**EXERCISE DETAILS**:
Give the entries again exactly. Skip the pictures.

[Start of section]

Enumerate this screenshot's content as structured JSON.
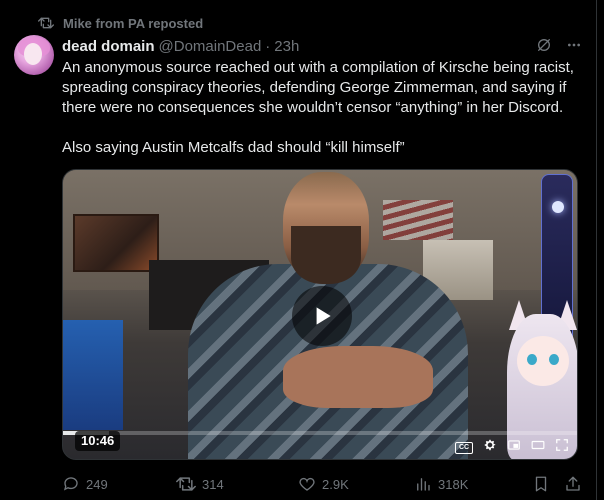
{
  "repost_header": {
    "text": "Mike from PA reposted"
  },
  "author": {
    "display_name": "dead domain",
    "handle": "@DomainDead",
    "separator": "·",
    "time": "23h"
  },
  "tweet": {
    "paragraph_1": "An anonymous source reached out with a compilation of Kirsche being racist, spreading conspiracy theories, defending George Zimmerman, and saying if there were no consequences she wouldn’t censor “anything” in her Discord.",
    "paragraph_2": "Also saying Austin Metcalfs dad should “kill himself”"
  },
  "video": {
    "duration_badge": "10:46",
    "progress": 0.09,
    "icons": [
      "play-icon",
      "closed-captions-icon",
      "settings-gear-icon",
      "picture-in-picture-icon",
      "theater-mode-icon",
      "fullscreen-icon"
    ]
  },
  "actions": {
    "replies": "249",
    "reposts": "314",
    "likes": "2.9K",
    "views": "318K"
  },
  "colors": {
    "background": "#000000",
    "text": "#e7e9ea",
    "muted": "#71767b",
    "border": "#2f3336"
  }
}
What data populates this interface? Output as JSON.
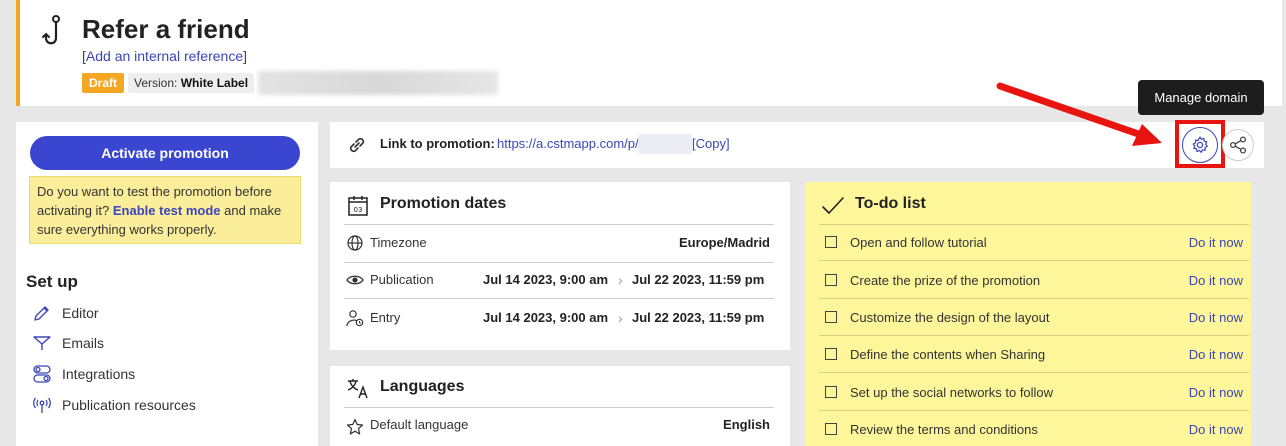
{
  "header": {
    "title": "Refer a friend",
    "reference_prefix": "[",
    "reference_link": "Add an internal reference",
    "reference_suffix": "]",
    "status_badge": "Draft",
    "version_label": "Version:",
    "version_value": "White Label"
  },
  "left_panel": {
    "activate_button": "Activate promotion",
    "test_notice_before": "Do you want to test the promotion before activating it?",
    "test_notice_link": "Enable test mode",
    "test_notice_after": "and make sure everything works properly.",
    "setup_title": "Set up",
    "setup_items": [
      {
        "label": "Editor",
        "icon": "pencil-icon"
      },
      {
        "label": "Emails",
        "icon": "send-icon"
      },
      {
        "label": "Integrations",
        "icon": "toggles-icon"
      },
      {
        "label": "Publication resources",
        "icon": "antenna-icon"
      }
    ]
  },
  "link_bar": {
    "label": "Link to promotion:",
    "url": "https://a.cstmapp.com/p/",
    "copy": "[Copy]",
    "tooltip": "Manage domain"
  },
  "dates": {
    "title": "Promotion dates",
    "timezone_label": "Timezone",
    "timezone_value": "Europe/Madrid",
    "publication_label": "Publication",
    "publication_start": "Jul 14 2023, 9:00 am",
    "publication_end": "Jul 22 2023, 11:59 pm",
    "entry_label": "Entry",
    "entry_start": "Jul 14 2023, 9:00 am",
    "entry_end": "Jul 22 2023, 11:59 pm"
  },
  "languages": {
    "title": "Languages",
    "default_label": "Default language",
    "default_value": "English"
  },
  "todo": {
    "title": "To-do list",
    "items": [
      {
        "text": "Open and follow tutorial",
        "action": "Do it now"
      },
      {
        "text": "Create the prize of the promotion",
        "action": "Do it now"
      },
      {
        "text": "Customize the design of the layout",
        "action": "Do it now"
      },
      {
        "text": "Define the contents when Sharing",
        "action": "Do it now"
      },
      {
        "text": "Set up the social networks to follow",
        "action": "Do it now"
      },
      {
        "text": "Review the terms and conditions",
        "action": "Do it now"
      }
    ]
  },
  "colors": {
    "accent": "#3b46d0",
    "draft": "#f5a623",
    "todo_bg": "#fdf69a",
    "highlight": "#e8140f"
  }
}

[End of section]

**REPLY TO THE EXERCISE**:
Enumerate this screenshot's content as structured JSON.
{
  "repost_header": {
    "text": "Mike from PA reposted"
  },
  "author": {
    "display_name": "dead domain",
    "handle": "@DomainDead",
    "separator": "·",
    "time": "23h"
  },
  "tweet": {
    "paragraph_1": "An anonymous source reached out with a compilation of Kirsche being racist, spreading conspiracy theories, defending George Zimmerman, and saying if there were no consequences she wouldn’t censor “anything” in her Discord.",
    "paragraph_2": "Also saying Austin Metcalfs dad should “kill himself”"
  },
  "video": {
    "duration_badge": "10:46",
    "progress": 0.09,
    "icons": [
      "play-icon",
      "closed-captions-icon",
      "settings-gear-icon",
      "picture-in-picture-icon",
      "theater-mode-icon",
      "fullscreen-icon"
    ]
  },
  "actions": {
    "replies": "249",
    "reposts": "314",
    "likes": "2.9K",
    "views": "318K"
  },
  "colors": {
    "background": "#000000",
    "text": "#e7e9ea",
    "muted": "#71767b",
    "border": "#2f3336"
  }
}
What data populates this interface? Output as JSON.
{
  "header": {
    "title": "Refer a friend",
    "reference_prefix": "[",
    "reference_link": "Add an internal reference",
    "reference_suffix": "]",
    "status_badge": "Draft",
    "version_label": "Version:",
    "version_value": "White Label"
  },
  "left_panel": {
    "activate_button": "Activate promotion",
    "test_notice_before": "Do you want to test the promotion before activating it?",
    "test_notice_link": "Enable test mode",
    "test_notice_after": "and make sure everything works properly.",
    "setup_title": "Set up",
    "setup_items": [
      {
        "label": "Editor",
        "icon": "pencil-icon"
      },
      {
        "label": "Emails",
        "icon": "send-icon"
      },
      {
        "label": "Integrations",
        "icon": "toggles-icon"
      },
      {
        "label": "Publication resources",
        "icon": "antenna-icon"
      }
    ]
  },
  "link_bar": {
    "label": "Link to promotion:",
    "url": "https://a.cstmapp.com/p/",
    "copy": "[Copy]",
    "tooltip": "Manage domain"
  },
  "dates": {
    "title": "Promotion dates",
    "timezone_label": "Timezone",
    "timezone_value": "Europe/Madrid",
    "publication_label": "Publication",
    "publication_start": "Jul 14 2023, 9:00 am",
    "publication_end": "Jul 22 2023, 11:59 pm",
    "entry_label": "Entry",
    "entry_start": "Jul 14 2023, 9:00 am",
    "entry_end": "Jul 22 2023, 11:59 pm"
  },
  "languages": {
    "title": "Languages",
    "default_label": "Default language",
    "default_value": "English"
  },
  "todo": {
    "title": "To-do list",
    "items": [
      {
        "text": "Open and follow tutorial",
        "action": "Do it now"
      },
      {
        "text": "Create the prize of the promotion",
        "action": "Do it now"
      },
      {
        "text": "Customize the design of the layout",
        "action": "Do it now"
      },
      {
        "text": "Define the contents when Sharing",
        "action": "Do it now"
      },
      {
        "text": "Set up the social networks to follow",
        "action": "Do it now"
      },
      {
        "text": "Review the terms and conditions",
        "action": "Do it now"
      }
    ]
  },
  "colors": {
    "accent": "#3b46d0",
    "draft": "#f5a623",
    "todo_bg": "#fdf69a",
    "highlight": "#e8140f"
  }
}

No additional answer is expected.